Data for this task Block Start
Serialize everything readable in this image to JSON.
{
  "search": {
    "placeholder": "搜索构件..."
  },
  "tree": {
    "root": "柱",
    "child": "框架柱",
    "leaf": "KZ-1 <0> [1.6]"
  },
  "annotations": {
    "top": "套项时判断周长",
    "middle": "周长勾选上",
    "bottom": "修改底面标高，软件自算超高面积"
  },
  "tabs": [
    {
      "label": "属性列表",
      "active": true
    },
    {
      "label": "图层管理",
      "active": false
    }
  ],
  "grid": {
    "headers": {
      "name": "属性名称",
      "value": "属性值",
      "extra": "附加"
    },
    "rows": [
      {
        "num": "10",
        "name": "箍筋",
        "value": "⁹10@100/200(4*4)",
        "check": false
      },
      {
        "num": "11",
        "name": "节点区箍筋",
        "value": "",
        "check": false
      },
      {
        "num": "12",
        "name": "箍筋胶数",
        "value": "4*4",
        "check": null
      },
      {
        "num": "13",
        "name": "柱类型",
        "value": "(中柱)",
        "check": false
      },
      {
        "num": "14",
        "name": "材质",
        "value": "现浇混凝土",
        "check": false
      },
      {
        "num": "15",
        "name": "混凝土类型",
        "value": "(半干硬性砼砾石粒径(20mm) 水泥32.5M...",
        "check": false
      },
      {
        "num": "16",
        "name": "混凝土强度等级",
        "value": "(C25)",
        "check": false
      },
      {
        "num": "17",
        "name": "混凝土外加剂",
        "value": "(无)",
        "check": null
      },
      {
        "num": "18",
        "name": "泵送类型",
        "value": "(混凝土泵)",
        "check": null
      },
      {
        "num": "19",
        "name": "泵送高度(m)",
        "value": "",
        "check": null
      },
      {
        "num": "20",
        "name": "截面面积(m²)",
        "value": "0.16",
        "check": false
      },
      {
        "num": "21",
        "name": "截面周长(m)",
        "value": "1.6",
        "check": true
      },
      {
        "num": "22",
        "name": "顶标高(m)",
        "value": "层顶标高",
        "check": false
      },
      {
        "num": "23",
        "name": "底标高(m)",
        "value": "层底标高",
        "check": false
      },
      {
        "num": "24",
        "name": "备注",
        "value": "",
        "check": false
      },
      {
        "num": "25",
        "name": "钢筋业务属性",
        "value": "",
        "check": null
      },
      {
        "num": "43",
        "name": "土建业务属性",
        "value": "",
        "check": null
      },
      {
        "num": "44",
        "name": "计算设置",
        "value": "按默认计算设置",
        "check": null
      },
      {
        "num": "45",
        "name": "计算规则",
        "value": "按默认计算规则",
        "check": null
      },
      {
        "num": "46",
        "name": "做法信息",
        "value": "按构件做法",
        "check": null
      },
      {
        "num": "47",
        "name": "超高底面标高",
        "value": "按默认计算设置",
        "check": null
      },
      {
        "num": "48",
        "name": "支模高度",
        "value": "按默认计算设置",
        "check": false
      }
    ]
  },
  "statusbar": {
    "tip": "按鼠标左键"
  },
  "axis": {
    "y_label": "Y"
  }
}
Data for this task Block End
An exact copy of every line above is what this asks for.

* Task solution:
Serialize everything readable in this image to JSON.
{
  "search": {
    "placeholder": "搜索构件..."
  },
  "tree": {
    "root": "柱",
    "child": "框架柱",
    "leaf": "KZ-1 <0> [1.6]"
  },
  "annotations": {
    "top": "套项时判断周长",
    "middle": "周长勾选上",
    "bottom": "修改底面标高，软件自算超高面积"
  },
  "tabs": [
    {
      "label": "属性列表",
      "active": true
    },
    {
      "label": "图层管理",
      "active": false
    }
  ],
  "grid": {
    "headers": {
      "name": "属性名称",
      "value": "属性值",
      "extra": "附加"
    },
    "rows": [
      {
        "num": "10",
        "name": "箍筋",
        "value": "⁹10@100/200(4*4)",
        "check": false
      },
      {
        "num": "11",
        "name": "节点区箍筋",
        "value": "",
        "check": false
      },
      {
        "num": "12",
        "name": "箍筋胶数",
        "value": "4*4",
        "check": null
      },
      {
        "num": "13",
        "name": "柱类型",
        "value": "(中柱)",
        "check": false
      },
      {
        "num": "14",
        "name": "材质",
        "value": "现浇混凝土",
        "check": false
      },
      {
        "num": "15",
        "name": "混凝土类型",
        "value": "(半干硬性砼砾石粒径(20mm) 水泥32.5M...",
        "check": false
      },
      {
        "num": "16",
        "name": "混凝土强度等级",
        "value": "(C25)",
        "check": false
      },
      {
        "num": "17",
        "name": "混凝土外加剂",
        "value": "(无)",
        "check": null
      },
      {
        "num": "18",
        "name": "泵送类型",
        "value": "(混凝土泵)",
        "check": null
      },
      {
        "num": "19",
        "name": "泵送高度(m)",
        "value": "",
        "check": null
      },
      {
        "num": "20",
        "name": "截面面积(m²)",
        "value": "0.16",
        "check": false
      },
      {
        "num": "21",
        "name": "截面周长(m)",
        "value": "1.6",
        "check": true
      },
      {
        "num": "22",
        "name": "顶标高(m)",
        "value": "层顶标高",
        "check": false
      },
      {
        "num": "23",
        "name": "底标高(m)",
        "value": "层底标高",
        "check": false
      },
      {
        "num": "24",
        "name": "备注",
        "value": "",
        "check": false
      },
      {
        "num": "25",
        "name": "钢筋业务属性",
        "value": "",
        "check": null
      },
      {
        "num": "43",
        "name": "土建业务属性",
        "value": "",
        "check": null
      },
      {
        "num": "44",
        "name": "计算设置",
        "value": "按默认计算设置",
        "check": null
      },
      {
        "num": "45",
        "name": "计算规则",
        "value": "按默认计算规则",
        "check": null
      },
      {
        "num": "46",
        "name": "做法信息",
        "value": "按构件做法",
        "check": null
      },
      {
        "num": "47",
        "name": "超高底面标高",
        "value": "按默认计算设置",
        "check": null
      },
      {
        "num": "48",
        "name": "支模高度",
        "value": "按默认计算设置",
        "check": false
      }
    ]
  },
  "statusbar": {
    "tip": "按鼠标左键"
  },
  "axis": {
    "y_label": "Y"
  }
}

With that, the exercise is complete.